Dissident Arts and the Firehouse Space present
-'VETERANS OF FREE' ALL-STAR ENSEMBLE:Daniel Carter- saxophones, trumpet. Karl Berger- vibes, piano. Warren Smith- drumkit, percussion. Will Connell- saxophone, flute, bass clarinet. Ingrid Sertso- voice. And with Ken Filiano on bass.
-STEVE DALACHINSKY:Steve Dalachinsky- poetry. Rocco John Iacovone- alto saxophone. Plus guests.
-THE RAS MOSHE UNIT:Ras Moshe- saxophones, flute, bells. Dave Ross- electric guitar. John Pietaro- vibes, percussion. Andrew Drury- drum set, percussion.
-MATT LAVELLE’S 12 HOUSES ORCHESTRA:Matt Lavelle- trumpet, alto clarinet, musical direction. Anais- voice. Mary Cherney- flute, alto flute. Claire de Brunner- bassoon. Lee Odom- clarinet, soprano saxophone, bass clarinet. Charles Waters- alto saxophone, clarinet. Ras Moshe- tenor and soprano saxophones, flute. Tim Stocker- baritone saxophone. Gil Selinger-cello. Chris Forbes- piano. John Pietaro- vibraphone, percussion. Anders Nilsson- guitar. Jack DeSalvo- mandolin, banjo. Francois Grillot- bass. Reggie Sylvester- drums
Date: Sunday, June 1st 2014
Time: 3PM – 6:30PM –
Steve Dalachinsky (3PM)Ras Moshe Unit (3:30)
The Veterans of Free (4:30)
12 Houses (5:30)
Location: The Firehouse Space 246 Frost Street, Brooklyn New York 11211

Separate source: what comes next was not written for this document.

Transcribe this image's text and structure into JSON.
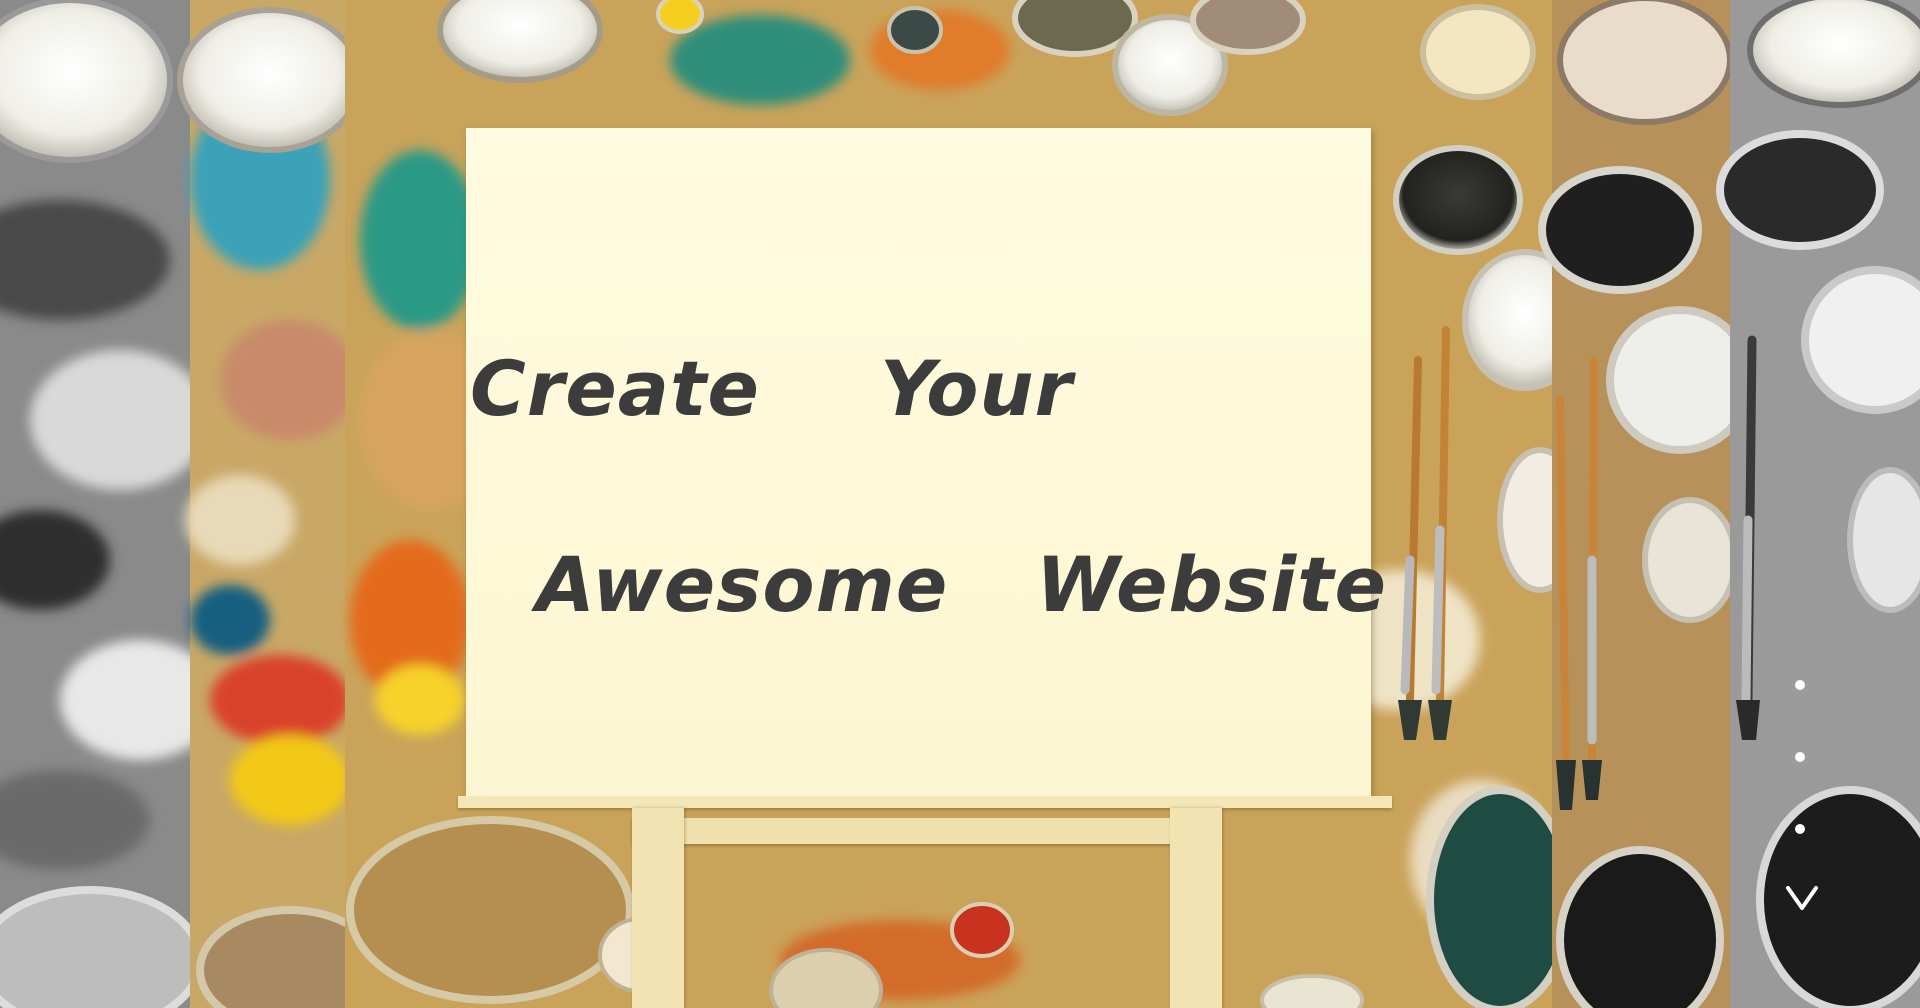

Curated by John Pietaro - For more information please see www.DissidentArts.com